## EXERCISE BRIEF
Using the records below, filter for lines that contain the string "this" and copy them out.

··· DATASET ENTRIES ···

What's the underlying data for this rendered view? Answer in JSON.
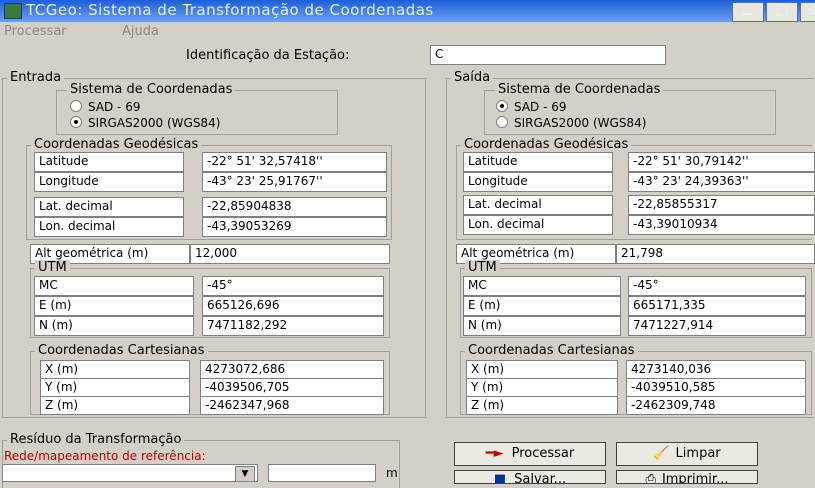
{
  "window": {
    "title": "TCGeo: Sistema de Transformação de Coordenadas",
    "controls": {
      "minimize": "▁",
      "maximize": "□",
      "close": "≤"
    }
  },
  "menu": {
    "items": [
      "Processar",
      "Ajuda"
    ]
  },
  "identificacao": {
    "label": "Identificação da Estação:",
    "value": "C"
  },
  "entrada": {
    "title": "Entrada",
    "sistema": {
      "title": "Sistema de Coordenadas",
      "options": [
        "SAD - 69",
        "SIRGAS2000 (WGS84)"
      ],
      "selected": 1
    },
    "geodesicas": {
      "title": "Coordenadas Geodésicas",
      "latitude": {
        "label": "Latitude",
        "value": "-22° 51' 32,57418''"
      },
      "longitude": {
        "label": "Longitude",
        "value": "-43° 23' 25,91767''"
      },
      "lat_decimal": {
        "label": "Lat. decimal",
        "value": "-22,85904838"
      },
      "lon_decimal": {
        "label": "Lon. decimal",
        "value": "-43,39053269"
      }
    },
    "alt": {
      "label": "Alt geométrica (m)",
      "value": "12,000"
    },
    "utm": {
      "title": "UTM",
      "mc": {
        "label": "MC",
        "value": "-45°"
      },
      "e": {
        "label": "E (m)",
        "value": "665126,696"
      },
      "n": {
        "label": "N (m)",
        "value": "7471182,292"
      }
    },
    "cartesianas": {
      "title": "Coordenadas Cartesianas",
      "x": {
        "label": "X (m)",
        "value": "4273072,686"
      },
      "y": {
        "label": "Y (m)",
        "value": "-4039506,705"
      },
      "z": {
        "label": "Z (m)",
        "value": "-2462347,968"
      }
    }
  },
  "saida": {
    "title": "Saída",
    "sistema": {
      "title": "Sistema de Coordenadas",
      "options": [
        "SAD - 69",
        "SIRGAS2000 (WGS84)"
      ],
      "selected": 0
    },
    "geodesicas": {
      "title": "Coordenadas Geodésicas",
      "latitude": {
        "label": "Latitude",
        "value": "-22° 51' 30,79142''"
      },
      "longitude": {
        "label": "Longitude",
        "value": "-43° 23' 24,39363''"
      },
      "lat_decimal": {
        "label": "Lat. decimal",
        "value": "-22,85855317"
      },
      "lon_decimal": {
        "label": "Lon. decimal",
        "value": "-43,39010934"
      }
    },
    "alt": {
      "label": "Alt geométrica (m)",
      "value": "21,798"
    },
    "utm": {
      "title": "UTM",
      "mc": {
        "label": "MC",
        "value": "-45°"
      },
      "e": {
        "label": "E (m)",
        "value": "665171,335"
      },
      "n": {
        "label": "N (m)",
        "value": "7471227,914"
      }
    },
    "cartesianas": {
      "title": "Coordenadas Cartesianas",
      "x": {
        "label": "X (m)",
        "value": "4273140,036"
      },
      "y": {
        "label": "Y (m)",
        "value": "-4039510,585"
      },
      "z": {
        "label": "Z (m)",
        "value": "-2462309,748"
      }
    }
  },
  "residuo": {
    "title": "Resíduo da Transformação",
    "rede_label": "Rede/mapeamento de referência:",
    "unit": "m",
    "value": ""
  },
  "buttons": {
    "processar": "Processar",
    "limpar": "Limpar",
    "salvar": "Salvar...",
    "imprimir": "Imprimir..."
  },
  "colors": {
    "accent_red": "#c00000",
    "titlebar": "#1c5fd6"
  }
}
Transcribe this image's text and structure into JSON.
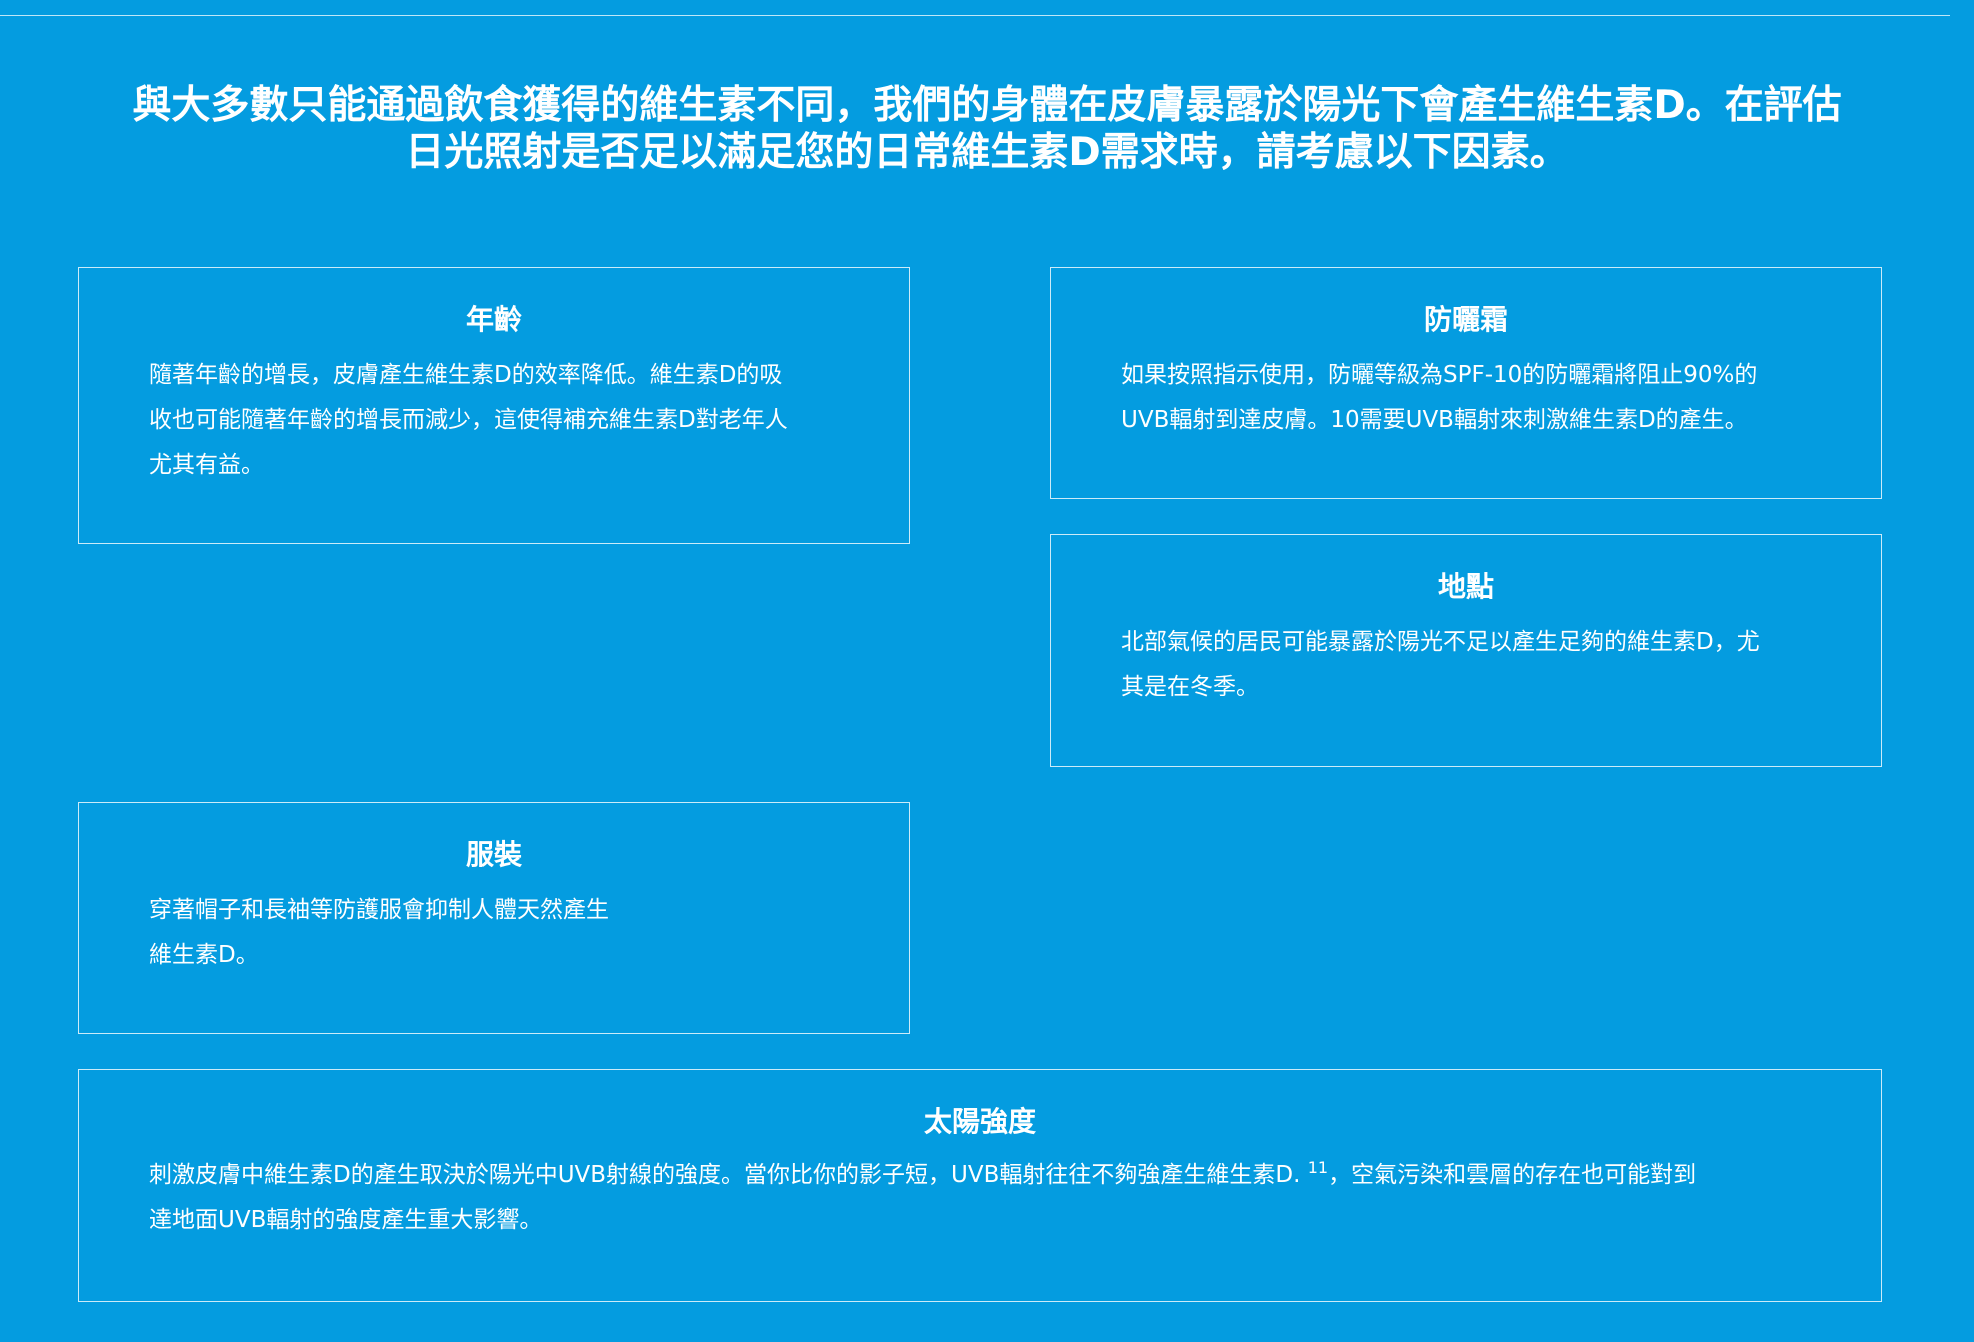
{
  "intro": {
    "line1": "與大多數只能通過飲食獲得的維生素不同，我們的身體在皮膚暴露於陽光下會產生維生素D。在評估",
    "line2": "日光照射是否足以滿足您的日常維生素D需求時，請考慮以下因素。"
  },
  "cards": {
    "age": {
      "title": "年齡",
      "line1": "隨著年齡的增長，皮膚產生維生素D的效率降低。維生素D的吸",
      "line2": "收也可能隨著年齡的增長而減少，這使得補充維生素D對老年人",
      "line3": "尤其有益。"
    },
    "sunscreen": {
      "title": "防曬霜",
      "line1": "如果按照指示使用，防曬等級為SPF-10的防曬霜將阻止90%的",
      "line2": "UVB輻射到達皮膚。10需要UVB輻射來刺激維生素D的產生。"
    },
    "location": {
      "title": "地點",
      "line1": "北部氣候的居民可能暴露於陽光不足以產生足夠的維生素D，尤",
      "line2": "其是在冬季。"
    },
    "clothing": {
      "title": "服裝",
      "line1": "穿著帽子和長袖等防護服會抑制人體天然產生",
      "line2": "維生素D。"
    },
    "sun_intensity": {
      "title": "太陽強度",
      "line1_a": "刺激皮膚中維生素D的產生取決於陽光中UVB射線的強度。當你比你的影子短，UVB輻射往往不夠強產生維生素D.",
      "footnote": "11",
      "line1_b": "，空氣污染和雲層的存在也可能對到",
      "line2": "達地面UVB輻射的強度產生重大影響。"
    }
  }
}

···

## SOLVED EXERCISE
What's the underlying data for this rendered view? Answer in JSON.
Transcribe this image's text and structure into JSON.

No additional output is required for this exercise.